The tentative agreement on North Korea's nuclear weapons is a face-saving coup for Chinese diplomacy and should ensure China succeeds in keeping the issue out of the UN Security Council, analysts say.
The six-party process has been a test of China's new international diplomacy and much has been riding on the outcome of a dialogue process it has initiated, hosted and driven.
Failure at the just-concluded fourth round of negotiations to produce concrete results could have made the multinational approach redundant and left China with egg on its face.
Analysts said Beijing was not prepared to let this happen and badgered the US and North Korea to ensure a positive outcome, rescuing the talks from a stalemate to a conclusion cautiously praised by world leaders.
The talks in Beijing ended on Monday with a North Korean pledge to give up its atomic weapons in return for energy and security guarantees.
"Getting a result was crucial as it is such a long-running issue. It was a face-saver for China," said Brian Bridges, an expert on North Asia at Lingnan University in Hong Kong.
"They've put a lot of diplomatic clout into this -- it shows China is a responsible member of the international community. If they had failed to come up with an agreement it would probably have ended the six-party process. It would have reflected poorly on China," he said.
China's state-run media has taken every opportunity to praise Beijing's leadership on the issue, with the official Xinhua news agency saying on Tuesday that the agreement vindicated the six-party process.
"The passing of the statement proved that the six-party talks are an effective way to solve the Korean peninsula's nuclear issue in a peaceful manner," it said in a commentary.
The China Daily said it showed "diplomacy is paying off."
As well as its reputation and its relations with the US, which has pressured China to push its Stalinist neighbor harder to compromise on its nuclear weapons ambitions, China had other issues of concern.
Not least was a threat by the US to take the issue to the UN Security Council and press for sanctions against North Korea if the talks ended in failure.
China fears such a move could ultimately cause the North Korean regime to collapse and unleash turmoil on its borders, potentially opening the door to a flood of refugees seeking to flee an already impoverished country.
David Zweig, a political analyst at the Hong Kong University of Science and Technology, said this fear would have been nagging China as it harried the US and North Korea to find a deal.
"There's no question that they needed to see something concrete out of the talks," he said.
"The big risk for them was the US threatening to take the issue to the Security Council and seek sanctions. They wanted to avoid that at all costs.
"Sanctions would cause big problems for China. They could live with a nuclear North Korea but not with turmoil on its borders," he said.
Despite coming through with a first common document in four rounds of talks stretching over two years, much of the phrasing was vague and questions on the timing and verification of the dismantling of the North's nuclear weapons went unanswered.

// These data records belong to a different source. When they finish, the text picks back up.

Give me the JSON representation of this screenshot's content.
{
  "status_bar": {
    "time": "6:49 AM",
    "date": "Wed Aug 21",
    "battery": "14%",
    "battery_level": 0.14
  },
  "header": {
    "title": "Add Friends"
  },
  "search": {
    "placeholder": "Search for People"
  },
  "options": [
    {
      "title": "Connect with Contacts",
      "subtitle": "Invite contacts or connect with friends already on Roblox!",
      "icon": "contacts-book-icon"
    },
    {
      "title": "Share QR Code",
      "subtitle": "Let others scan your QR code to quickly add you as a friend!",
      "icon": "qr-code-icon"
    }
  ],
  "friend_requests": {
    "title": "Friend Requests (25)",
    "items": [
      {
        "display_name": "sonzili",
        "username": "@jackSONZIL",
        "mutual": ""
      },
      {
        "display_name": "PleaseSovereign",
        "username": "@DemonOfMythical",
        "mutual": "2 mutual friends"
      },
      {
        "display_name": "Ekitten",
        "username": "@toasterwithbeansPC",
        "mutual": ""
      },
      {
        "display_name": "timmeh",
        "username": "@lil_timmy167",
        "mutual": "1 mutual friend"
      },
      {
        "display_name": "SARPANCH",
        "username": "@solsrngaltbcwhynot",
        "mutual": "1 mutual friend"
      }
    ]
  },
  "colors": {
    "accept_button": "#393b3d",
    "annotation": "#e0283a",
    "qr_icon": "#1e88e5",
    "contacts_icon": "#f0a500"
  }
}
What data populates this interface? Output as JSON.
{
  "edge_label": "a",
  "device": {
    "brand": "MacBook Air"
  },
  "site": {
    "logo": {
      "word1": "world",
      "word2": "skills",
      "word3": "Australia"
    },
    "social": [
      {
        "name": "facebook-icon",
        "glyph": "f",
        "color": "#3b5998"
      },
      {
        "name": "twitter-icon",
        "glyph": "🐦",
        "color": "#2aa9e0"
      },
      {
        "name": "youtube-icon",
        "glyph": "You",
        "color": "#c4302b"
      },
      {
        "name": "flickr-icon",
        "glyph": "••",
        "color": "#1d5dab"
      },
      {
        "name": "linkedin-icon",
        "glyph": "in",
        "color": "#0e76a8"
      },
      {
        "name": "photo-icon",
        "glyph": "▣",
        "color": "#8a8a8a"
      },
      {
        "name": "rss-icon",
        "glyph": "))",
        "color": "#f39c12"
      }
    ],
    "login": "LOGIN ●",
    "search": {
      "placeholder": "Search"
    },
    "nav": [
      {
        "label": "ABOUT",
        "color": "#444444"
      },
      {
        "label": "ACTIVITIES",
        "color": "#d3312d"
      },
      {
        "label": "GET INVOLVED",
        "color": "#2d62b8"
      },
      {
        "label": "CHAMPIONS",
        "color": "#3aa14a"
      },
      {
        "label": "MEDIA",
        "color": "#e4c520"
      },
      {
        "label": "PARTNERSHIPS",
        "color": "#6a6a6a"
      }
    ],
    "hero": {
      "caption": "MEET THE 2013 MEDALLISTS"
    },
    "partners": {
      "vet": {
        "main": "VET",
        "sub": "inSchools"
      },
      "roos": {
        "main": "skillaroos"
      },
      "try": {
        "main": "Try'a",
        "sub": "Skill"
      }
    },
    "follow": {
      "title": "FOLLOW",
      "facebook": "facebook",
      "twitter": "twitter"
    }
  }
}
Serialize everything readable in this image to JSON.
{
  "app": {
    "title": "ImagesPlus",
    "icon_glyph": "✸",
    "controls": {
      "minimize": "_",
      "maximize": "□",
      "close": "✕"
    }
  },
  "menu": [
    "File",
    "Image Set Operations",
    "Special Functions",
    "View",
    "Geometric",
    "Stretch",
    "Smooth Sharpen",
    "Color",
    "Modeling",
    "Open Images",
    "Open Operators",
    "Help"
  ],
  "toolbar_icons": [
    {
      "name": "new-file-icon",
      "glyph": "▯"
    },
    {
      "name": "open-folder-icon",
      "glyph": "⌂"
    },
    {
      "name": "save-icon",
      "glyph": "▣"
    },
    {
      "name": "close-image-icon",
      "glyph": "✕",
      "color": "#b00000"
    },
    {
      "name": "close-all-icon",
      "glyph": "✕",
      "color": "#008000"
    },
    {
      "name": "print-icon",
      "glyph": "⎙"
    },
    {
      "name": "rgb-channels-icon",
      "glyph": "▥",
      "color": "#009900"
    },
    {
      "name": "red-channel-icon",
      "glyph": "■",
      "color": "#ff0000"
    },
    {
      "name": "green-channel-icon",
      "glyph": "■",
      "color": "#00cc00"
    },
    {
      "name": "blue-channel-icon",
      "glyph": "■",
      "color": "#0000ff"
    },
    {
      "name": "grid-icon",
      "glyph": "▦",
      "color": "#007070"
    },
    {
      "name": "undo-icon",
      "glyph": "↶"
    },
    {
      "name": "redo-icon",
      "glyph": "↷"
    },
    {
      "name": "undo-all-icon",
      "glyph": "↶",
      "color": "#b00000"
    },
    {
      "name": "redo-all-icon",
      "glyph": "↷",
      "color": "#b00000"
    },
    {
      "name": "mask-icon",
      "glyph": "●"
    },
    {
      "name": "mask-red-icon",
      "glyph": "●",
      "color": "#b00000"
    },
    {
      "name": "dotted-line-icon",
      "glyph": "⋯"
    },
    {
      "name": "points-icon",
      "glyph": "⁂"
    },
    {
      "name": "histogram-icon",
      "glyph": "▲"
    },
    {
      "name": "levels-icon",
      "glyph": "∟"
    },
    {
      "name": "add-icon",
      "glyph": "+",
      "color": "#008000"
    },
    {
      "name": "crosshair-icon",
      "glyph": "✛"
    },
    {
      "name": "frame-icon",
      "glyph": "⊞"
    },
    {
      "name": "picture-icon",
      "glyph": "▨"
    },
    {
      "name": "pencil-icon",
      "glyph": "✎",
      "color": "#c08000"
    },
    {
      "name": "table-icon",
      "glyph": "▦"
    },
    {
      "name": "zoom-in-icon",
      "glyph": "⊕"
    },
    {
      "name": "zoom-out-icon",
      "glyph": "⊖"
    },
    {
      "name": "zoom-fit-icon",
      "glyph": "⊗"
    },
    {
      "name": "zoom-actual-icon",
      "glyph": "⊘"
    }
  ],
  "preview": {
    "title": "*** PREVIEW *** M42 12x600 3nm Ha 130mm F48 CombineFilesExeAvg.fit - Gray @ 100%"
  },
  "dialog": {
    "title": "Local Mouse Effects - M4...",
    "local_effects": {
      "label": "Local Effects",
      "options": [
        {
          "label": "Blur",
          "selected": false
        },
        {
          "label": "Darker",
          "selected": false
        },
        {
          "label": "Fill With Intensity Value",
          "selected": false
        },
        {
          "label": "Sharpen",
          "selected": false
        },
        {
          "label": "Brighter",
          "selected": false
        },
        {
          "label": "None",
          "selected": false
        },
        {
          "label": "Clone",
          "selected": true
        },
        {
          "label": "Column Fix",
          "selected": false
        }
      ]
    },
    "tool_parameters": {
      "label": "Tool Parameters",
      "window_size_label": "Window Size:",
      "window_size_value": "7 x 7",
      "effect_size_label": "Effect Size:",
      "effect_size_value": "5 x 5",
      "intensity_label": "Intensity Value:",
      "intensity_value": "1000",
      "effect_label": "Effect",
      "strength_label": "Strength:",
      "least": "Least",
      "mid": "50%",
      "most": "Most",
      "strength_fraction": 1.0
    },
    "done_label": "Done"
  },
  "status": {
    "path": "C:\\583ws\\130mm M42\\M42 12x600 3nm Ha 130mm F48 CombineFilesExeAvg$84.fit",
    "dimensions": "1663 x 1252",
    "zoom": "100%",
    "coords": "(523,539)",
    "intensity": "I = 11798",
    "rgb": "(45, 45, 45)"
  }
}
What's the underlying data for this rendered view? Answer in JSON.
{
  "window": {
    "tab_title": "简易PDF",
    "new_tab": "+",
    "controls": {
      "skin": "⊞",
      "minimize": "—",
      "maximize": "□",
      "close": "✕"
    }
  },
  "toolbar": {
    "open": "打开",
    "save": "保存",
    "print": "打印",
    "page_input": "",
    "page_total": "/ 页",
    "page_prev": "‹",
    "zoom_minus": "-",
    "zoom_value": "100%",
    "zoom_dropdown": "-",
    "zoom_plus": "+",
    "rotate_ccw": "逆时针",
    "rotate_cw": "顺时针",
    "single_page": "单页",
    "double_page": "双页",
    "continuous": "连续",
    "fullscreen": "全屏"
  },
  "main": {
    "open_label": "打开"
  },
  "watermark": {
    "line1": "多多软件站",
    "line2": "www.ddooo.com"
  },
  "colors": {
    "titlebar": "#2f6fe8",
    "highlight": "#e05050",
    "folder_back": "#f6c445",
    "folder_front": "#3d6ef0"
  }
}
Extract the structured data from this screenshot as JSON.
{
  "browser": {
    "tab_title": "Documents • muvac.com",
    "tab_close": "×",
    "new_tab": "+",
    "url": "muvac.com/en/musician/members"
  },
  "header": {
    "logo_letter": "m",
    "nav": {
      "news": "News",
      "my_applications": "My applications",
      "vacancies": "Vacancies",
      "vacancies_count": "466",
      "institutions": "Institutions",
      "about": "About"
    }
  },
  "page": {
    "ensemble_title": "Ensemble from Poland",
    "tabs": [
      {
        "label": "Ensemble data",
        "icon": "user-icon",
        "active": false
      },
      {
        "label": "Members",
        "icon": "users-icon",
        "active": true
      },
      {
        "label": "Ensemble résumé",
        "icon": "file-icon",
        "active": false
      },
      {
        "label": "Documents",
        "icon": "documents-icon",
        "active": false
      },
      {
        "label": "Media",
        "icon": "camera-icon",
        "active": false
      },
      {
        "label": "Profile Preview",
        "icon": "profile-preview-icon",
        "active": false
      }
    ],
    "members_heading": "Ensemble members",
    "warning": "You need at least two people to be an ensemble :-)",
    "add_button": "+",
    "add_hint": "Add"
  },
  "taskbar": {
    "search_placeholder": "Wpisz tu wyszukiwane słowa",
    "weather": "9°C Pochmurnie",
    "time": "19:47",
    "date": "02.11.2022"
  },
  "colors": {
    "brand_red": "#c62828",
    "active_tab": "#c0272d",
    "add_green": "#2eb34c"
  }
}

And North Korea's hawkish statement on Tuesday that it would only scrap its nuclear programs after the US provides it with a light water reactor has also raised questions about the document.